*Work task:*
Report, as a single figure, how many lines in the records below include "sender".

*Input material:*
((
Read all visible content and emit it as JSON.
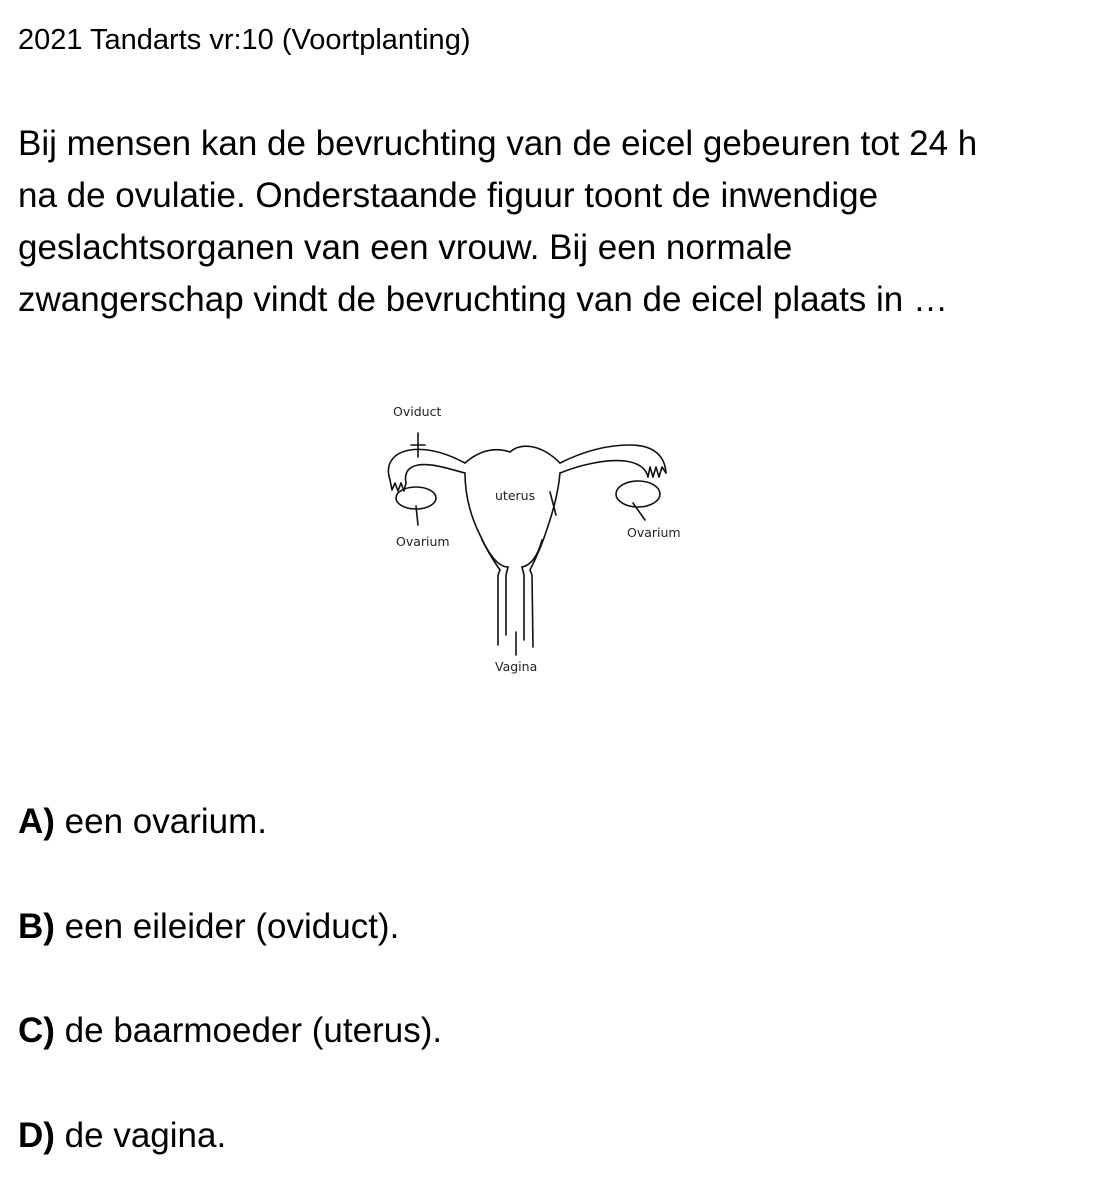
{
  "header": "2021 Tandarts vr:10 (Voortplanting)",
  "question_lines": [
    "Bij mensen kan de bevruchting van de eicel gebeuren tot 24 h",
    "na de ovulatie. Onderstaande figuur toont de inwendige",
    "geslachtsorganen van een vrouw. Bij een normale",
    "zwangerschap vindt de bevruchting van de eicel plaats in …"
  ],
  "figure": {
    "labels": {
      "oviduct": "Oviduct",
      "uterus": "uterus",
      "ovarium_left": "Ovarium",
      "ovarium_right": "Ovarium",
      "vagina": "Vagina"
    }
  },
  "options": [
    {
      "key": "A)",
      "text": "een ovarium."
    },
    {
      "key": "B)",
      "text": "een eileider (oviduct)."
    },
    {
      "key": "C)",
      "text": "de baarmoeder (uterus)."
    },
    {
      "key": "D)",
      "text": "de vagina."
    }
  ]
}
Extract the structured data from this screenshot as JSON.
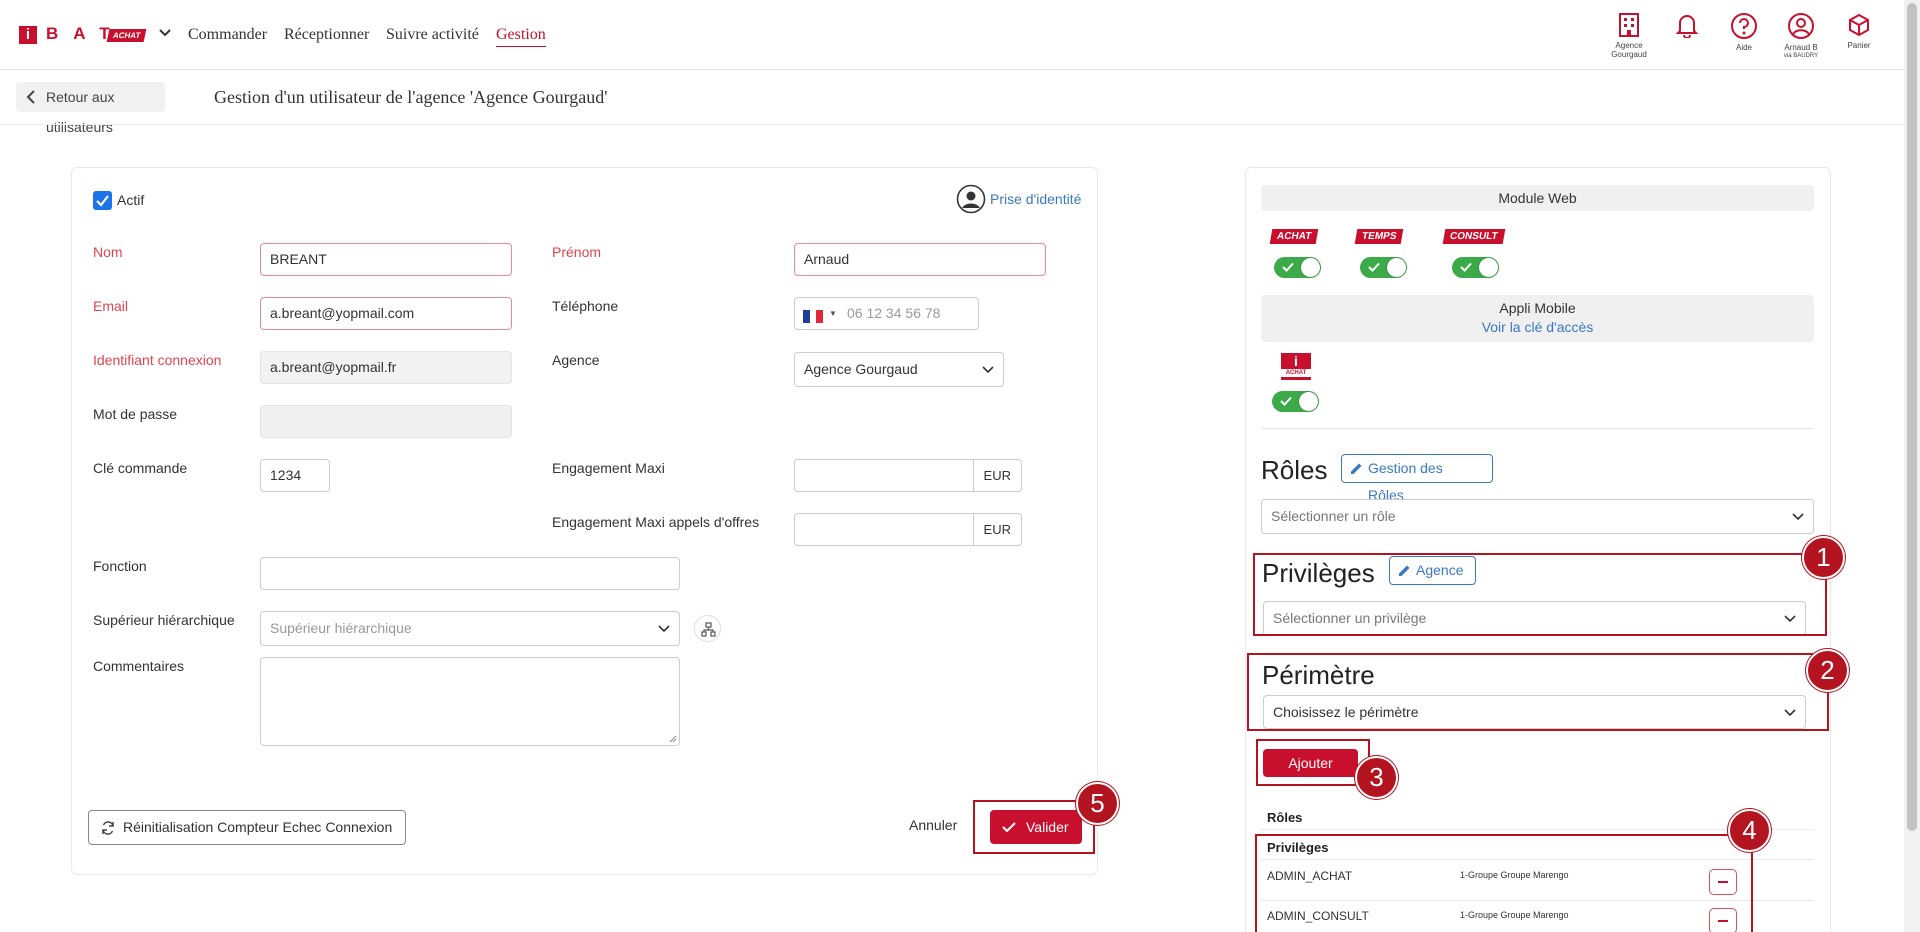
{
  "brand": {
    "logo_letter": "i",
    "logo_text": "BAT",
    "badge": "ACHAT",
    "primary_color": "#c8102e",
    "link_color": "#3a78c4"
  },
  "nav": {
    "items": [
      {
        "label": "Commander"
      },
      {
        "label": "Réceptionner"
      },
      {
        "label": "Suivre activité"
      },
      {
        "label": "Gestion",
        "active": true
      }
    ]
  },
  "top_icons": {
    "agency": {
      "icon": "building-icon",
      "line1": "Agence",
      "line2": "Gourgaud"
    },
    "notifications": {
      "icon": "bell-icon"
    },
    "help": {
      "icon": "help-icon",
      "label": "Aide"
    },
    "user": {
      "icon": "user-icon",
      "line1": "Arnaud B",
      "line2": "via BAUDRY"
    },
    "cart": {
      "icon": "cart-icon",
      "label": "Panier"
    }
  },
  "subheader": {
    "back_label": "Retour aux utilisateurs",
    "title": "Gestion d'un utilisateur de l'agence 'Agence Gourgaud'"
  },
  "form": {
    "active_label": "Actif",
    "active_checked": true,
    "impersonate_label": "Prise d'identité",
    "nom_label": "Nom",
    "nom_value": "BREANT",
    "prenom_label": "Prénom",
    "prenom_value": "Arnaud",
    "email_label": "Email",
    "email_value": "a.breant@yopmail.com",
    "phone_label": "Téléphone",
    "phone_placeholder": "06 12 34 56 78",
    "login_label": "Identifiant connexion",
    "login_value": "a.breant@yopmail.fr",
    "agence_label": "Agence",
    "agence_value": "Agence Gourgaud",
    "password_label": "Mot de passe",
    "cle_label": "Clé commande",
    "cle_value": "1234",
    "engagement_label": "Engagement Maxi",
    "engagement_unit": "EUR",
    "engagement_ao_label": "Engagement Maxi appels d'offres",
    "engagement_ao_unit": "EUR",
    "fonction_label": "Fonction",
    "superieur_label": "Supérieur hiérarchique",
    "superieur_placeholder": "Supérieur hiérarchique",
    "commentaires_label": "Commentaires",
    "reset_label": "Réinitialisation Compteur Echec Connexion",
    "cancel_label": "Annuler",
    "submit_label": "Valider"
  },
  "rights": {
    "module_web_label": "Module Web",
    "modules": [
      {
        "tag": "ACHAT",
        "enabled": true
      },
      {
        "tag": "TEMPS",
        "enabled": true
      },
      {
        "tag": "CONSULT",
        "enabled": true
      }
    ],
    "mobile_label": "Appli Mobile",
    "mobile_key_link": "Voir la clé d'accès",
    "mobile_logo_letter": "i",
    "mobile_logo_sub": "ACHAT",
    "mobile_enabled": true,
    "roles_title": "Rôles",
    "roles_manage_label": "Gestion des Rôles",
    "roles_placeholder": "Sélectionner un rôle",
    "priv_title": "Privilèges",
    "priv_agence_label": "Agence",
    "priv_placeholder": "Sélectionner un privilège",
    "perimetre_title": "Périmètre",
    "perimetre_placeholder": "Choisissez le périmètre",
    "add_label": "Ajouter",
    "table_roles_head": "Rôles",
    "table_priv_head": "Privilèges",
    "privileges": [
      {
        "name": "ADMIN_ACHAT",
        "scope": "1-Groupe Groupe Marengo"
      },
      {
        "name": "ADMIN_CONSULT",
        "scope": "1-Groupe Groupe Marengo"
      }
    ]
  },
  "annotations": [
    "1",
    "2",
    "3",
    "4",
    "5"
  ]
}
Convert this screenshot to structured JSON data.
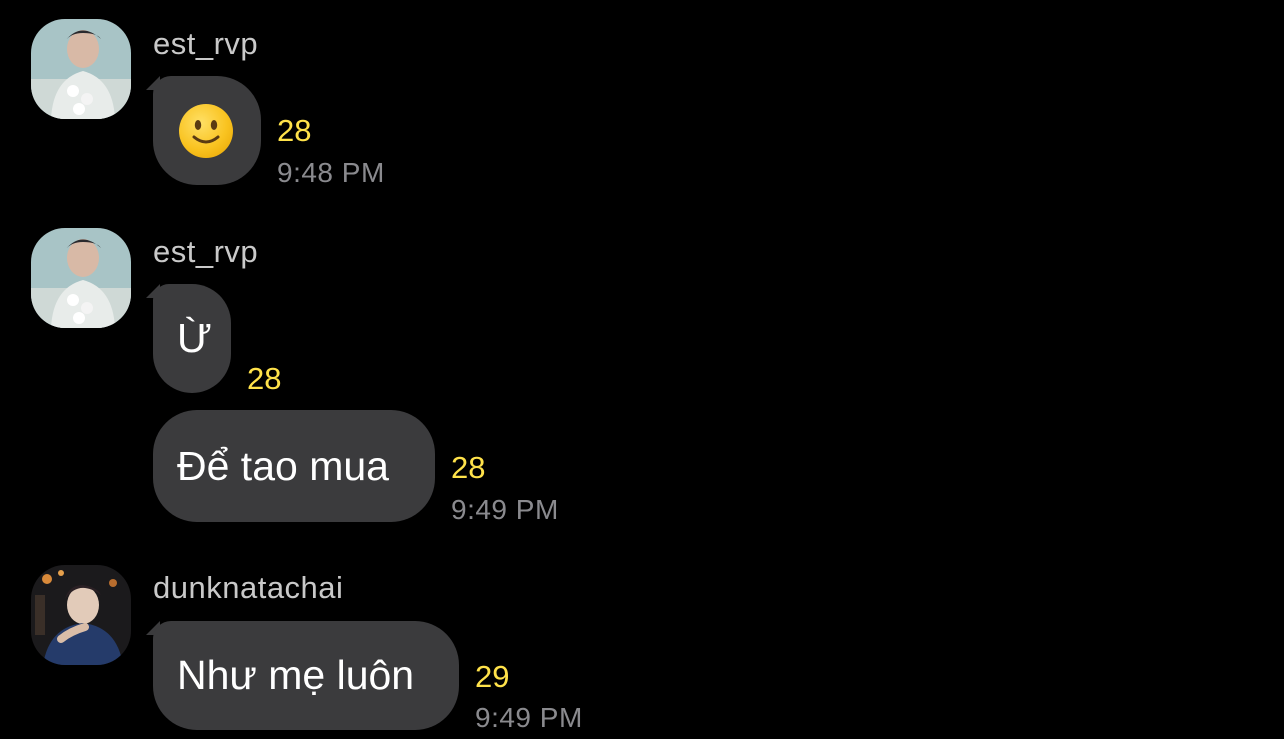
{
  "messages": [
    {
      "sender": "est_rvp",
      "text": "🙂",
      "emoji": "slightly-smiling-face",
      "count": "28",
      "time": "9:48 PM"
    },
    {
      "sender": "est_rvp",
      "text": "Ừ",
      "count": "28"
    },
    {
      "text": "Để tao mua",
      "count": "28",
      "time": "9:49 PM"
    },
    {
      "sender": "dunknatachai",
      "text": "Như mẹ luôn",
      "count": "29",
      "time": "9:49 PM"
    }
  ],
  "colors": {
    "background": "#000000",
    "bubble": "#3b3b3d",
    "count": "#ffe24a",
    "sender": "#c9c9c9",
    "time": "#8a8a8e"
  }
}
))
*Output for this task:*
4